▶ **Problem statement**
In the data below, how many lines contain the word "boda"? Answer with the number alone.

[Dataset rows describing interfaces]
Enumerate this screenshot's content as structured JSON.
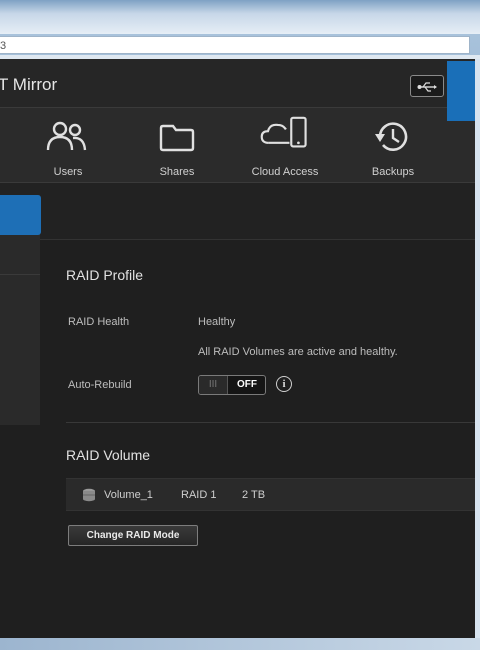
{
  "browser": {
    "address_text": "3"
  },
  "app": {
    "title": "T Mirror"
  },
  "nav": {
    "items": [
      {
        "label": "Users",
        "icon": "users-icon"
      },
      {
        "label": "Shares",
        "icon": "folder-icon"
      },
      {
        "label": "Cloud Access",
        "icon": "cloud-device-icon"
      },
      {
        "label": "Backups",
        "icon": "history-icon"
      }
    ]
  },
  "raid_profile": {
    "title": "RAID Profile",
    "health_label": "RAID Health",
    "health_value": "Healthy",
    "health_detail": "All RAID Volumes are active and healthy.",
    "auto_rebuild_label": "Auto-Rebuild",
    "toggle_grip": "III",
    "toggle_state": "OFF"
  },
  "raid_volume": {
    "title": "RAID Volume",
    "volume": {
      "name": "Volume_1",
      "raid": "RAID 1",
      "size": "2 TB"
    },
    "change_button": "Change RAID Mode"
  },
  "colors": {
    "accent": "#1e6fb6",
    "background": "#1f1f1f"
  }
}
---
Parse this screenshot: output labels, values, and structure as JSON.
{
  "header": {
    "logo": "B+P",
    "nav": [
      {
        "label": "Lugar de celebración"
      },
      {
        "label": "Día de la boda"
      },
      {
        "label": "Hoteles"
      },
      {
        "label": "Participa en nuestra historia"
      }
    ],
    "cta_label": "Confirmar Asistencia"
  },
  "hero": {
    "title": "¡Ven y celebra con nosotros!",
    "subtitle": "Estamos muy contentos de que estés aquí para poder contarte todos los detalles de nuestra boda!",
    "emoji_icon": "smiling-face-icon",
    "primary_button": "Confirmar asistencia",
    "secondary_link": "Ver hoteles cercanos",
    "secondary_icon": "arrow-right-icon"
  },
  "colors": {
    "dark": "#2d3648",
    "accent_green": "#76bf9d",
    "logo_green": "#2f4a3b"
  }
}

▶ **Reply to the exercise**
2